Well, here we are once again, in one of the most beautiful places to have a math conference. Last year was my first time to present at this conference, and I overdid it by doing an Ignite also. This year was lower key for me, and yet, not so much. Last year my presentation was at the high school level, definitely a comfort zone for me. I had started a new position as K-5 Math Academic Specialist, however, and this year felt that I should begin to step out of my comfort zone and to present at the elementary level.
This is the first time, aside from things I do in my job for my teachers, that I have presented something at this level. I have to admit, I was nervous, it’s difficult to feel accomplished enough to share when I’m feeling that I’m still in the learning process myself. Thankfully, the MTBoS has taught me that learning is a continual process, and if I don’t continue to learn, I stop being effective, so I stepped out, and became bold.
I was pleasantly surprised at the response today. I had planned to present based on the interactions and engagement I have come to expect from a lot of the teachers I work with. Often they will wait for me to tell them exactly what they should be doing and how to do it. The teachers today were engaged, and interacting with me and each other and really thinking through problems and the problem solving. When I first saw the room and set up I was very disappointed. The room was crowded, desks in rows, barely room to get around and definitely not conducive to interactive discussions and teachers coming to the document camera to share, so I thought. I made some changes to how I was going to have teachers share, based on the room set up, and that may not have been the smartest move on my part, but it is what it is. I really wanted teachers to come to the document camera themselves, and have group discussions about their solutions, but I made an executive decision. There was also some difficulty with the wi-fi, and I wasn’t sure I was going to be able to use my presentation at all, and was going to have to be creative in sharing problems.

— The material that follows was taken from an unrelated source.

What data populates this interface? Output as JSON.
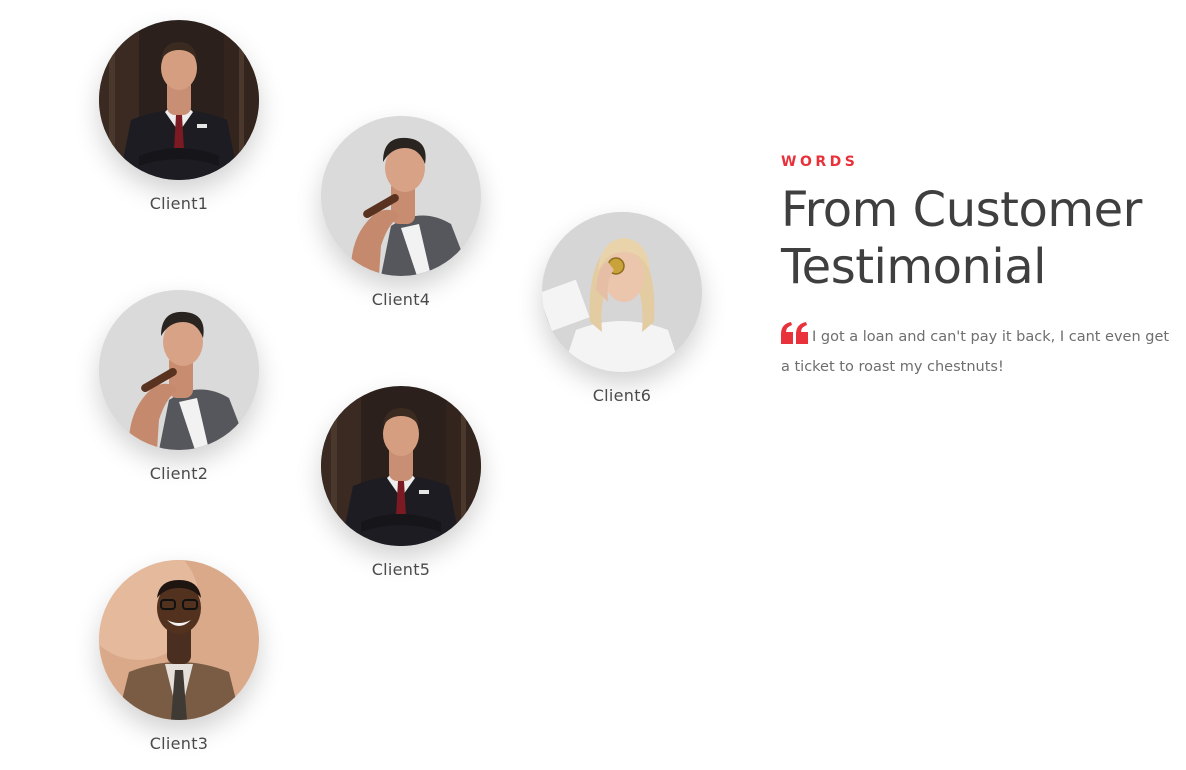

Fortunately, one of the attendees offered his hot spot and saved me that pain. I think too, as a future consideration, a topic like this may need 1 1/2 hours rather than one hour. It’s big, and we all need time to cognate on it.
As I read through the comments from attendees, my first reaction was “darn”. I took a chance, and it didn’t work out. I wasted people’s time, and that is never a good thing. I sat through another session, had dinner, conversed with friends and other presenters, and began to see it a little differently.
I was transparent at the start of my presentation, letting attendees know that elementary education is a new area for me, and I am learning as well as the teachers with whom I work. I commented on how I hoped to learn from them, and that I had something of value to offer to the discussion. I also modeled a growth mindset. I was willing to step out of my comfort zone, share things that I am learning, and allow myself to learn from others who were willing to do the same. I saw several “ah ha” moments in that hour today, heard teachers reflecting and thinking about problems, student thinking, and conversations they could be having in their classrooms. I heard teachers sharing with each other things that have worked, and misconceptions they themselves have had about this topic.
I want to thank those who gave feedback for taking the time to do so. It helps me to see where I need to grow, and reflect on my own learning. Some feedback I would like to comment upon: “How much you get out of this session depends on you”. Yes, that is true of any learning situation. It is what we experience in classrooms every day. I wouldn’t have it any other way. When I begin to depend on someone else for my learning, I am passing up the opportunity to have a say in how far I can go. Another: “Abstract discussion is fine, but I prefer methods to take back and use in the classroom tomorrow”. There is more to take back to the classroom that a pre-made activity or someone else’s lesson. Often, the things we need to learn are the ways to facilitate a lesson, and to allow students to be heard. A large part of what I was doing today was modeling facilitation of classroom discourse, allowing voices to be heard and encouraging students to make meaning of a difficult topic.
Finally, I realize that in changing how I was handling this presentation, I lost something very important. Two attendees made mention of the fact that the discussions were not recorded. This is a salient point. In changing the way the presentation went, we did lose some of the important points and a visual record of the conversations that happened. That was not good. I needed a back up plan for that, and believe me, next time I will have one. I will also prepare better and have a plan for the possibility that things go better than I had hoped, and make sure that I am able to provide a solid learning experience for everyone.
Thank you so much for allowing me to continue to learn and grow, and I also hope that you all will continue to do the same on your journey.
Thank you all once again for a wonderful CMC North Conference!